A recent front page story in the Washington Post detailed how the US exports its greenhouse-gas emissions as coal, despite President Obama’s efforts to build international support for a strong global climate deal in Paris later this year.
A former director of the Bureau of Land Management, the Interior Department agency that manages publicly owned coal, told the Post: “It erases everything the Obama administration is trying to do. The president is trying to reduce the use of coal, and these programs are going the opposite way.

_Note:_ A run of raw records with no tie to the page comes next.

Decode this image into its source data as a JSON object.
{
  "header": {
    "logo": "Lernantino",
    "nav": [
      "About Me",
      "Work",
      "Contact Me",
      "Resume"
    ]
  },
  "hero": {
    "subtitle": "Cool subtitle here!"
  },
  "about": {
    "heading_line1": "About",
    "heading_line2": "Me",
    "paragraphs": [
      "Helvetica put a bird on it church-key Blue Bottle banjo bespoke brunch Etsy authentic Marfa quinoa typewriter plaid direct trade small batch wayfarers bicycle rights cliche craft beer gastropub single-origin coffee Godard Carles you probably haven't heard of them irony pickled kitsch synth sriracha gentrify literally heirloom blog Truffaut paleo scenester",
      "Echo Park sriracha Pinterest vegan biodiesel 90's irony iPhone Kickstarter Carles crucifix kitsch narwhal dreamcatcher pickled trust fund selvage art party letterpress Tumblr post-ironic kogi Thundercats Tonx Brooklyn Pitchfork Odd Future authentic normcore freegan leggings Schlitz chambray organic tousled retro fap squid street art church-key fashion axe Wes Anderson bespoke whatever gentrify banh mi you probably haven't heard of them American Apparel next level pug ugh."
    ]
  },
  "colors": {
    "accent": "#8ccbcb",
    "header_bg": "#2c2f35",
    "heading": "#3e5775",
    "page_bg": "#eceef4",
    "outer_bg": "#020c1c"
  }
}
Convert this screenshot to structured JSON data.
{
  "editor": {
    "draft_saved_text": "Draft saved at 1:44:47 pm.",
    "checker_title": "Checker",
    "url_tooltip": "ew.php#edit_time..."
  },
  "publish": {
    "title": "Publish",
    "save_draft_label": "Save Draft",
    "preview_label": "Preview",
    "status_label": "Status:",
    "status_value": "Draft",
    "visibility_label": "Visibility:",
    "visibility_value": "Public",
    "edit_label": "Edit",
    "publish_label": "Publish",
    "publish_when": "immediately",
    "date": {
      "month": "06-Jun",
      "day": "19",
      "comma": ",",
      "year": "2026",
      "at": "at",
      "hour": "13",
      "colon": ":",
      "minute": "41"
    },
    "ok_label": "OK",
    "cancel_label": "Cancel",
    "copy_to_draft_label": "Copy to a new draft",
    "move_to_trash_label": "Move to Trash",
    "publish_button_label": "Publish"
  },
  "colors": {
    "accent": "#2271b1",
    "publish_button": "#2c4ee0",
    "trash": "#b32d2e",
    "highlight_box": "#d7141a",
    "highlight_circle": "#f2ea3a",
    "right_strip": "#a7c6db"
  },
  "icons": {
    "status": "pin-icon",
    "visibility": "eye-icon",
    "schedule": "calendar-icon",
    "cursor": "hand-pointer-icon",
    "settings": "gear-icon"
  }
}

It doesn’t make any sense.”
The Obama administration has been slow to recognize the role of reducing fossil fuel extraction, including subsidized sales of publicly owned coal, as a key component of addressing climate change.
A new report from the Stockholm Environment Institute shows how this sort of oversight, and policymakers’ tendency to use only policies that reduce fossil fuel consumption (such as investments in renewable energy and closing coal-fired power plants) can lead to “unintended negative effects”.
So what about production?
“As carbon pricing or regulation reduces domestic demand for fossil fuels, producers may find new markets (without such constraints) internationally, as producers of coal from the Powder River Basin in the U.S. have sought amid a declining domestic market.”
The report argues that reducing coal production and other kinds of “supply-side climate policies” can allow “greater emission reductions at the same (or lower) cost than demand-side policies alone,” address problems like leakage from coal exports, and other benefits.
There’s some evidence that the Obama administration is beginning to recognize that selling publicly owned coal at subsidized rates is inconsistent with efforts to address climate change.
The Washington Post noted that “administration officials acknowledge the policy dissonance,” and earlier this year, Secretary Jewell called for an “honest and open conversation about modernizing the federal coal program,” and asked, “How do we manage the program in a way that is consistent with our climate change objectives?”
The Obama administration has not yet taken concrete steps to address the climate impacts of the federal coal program.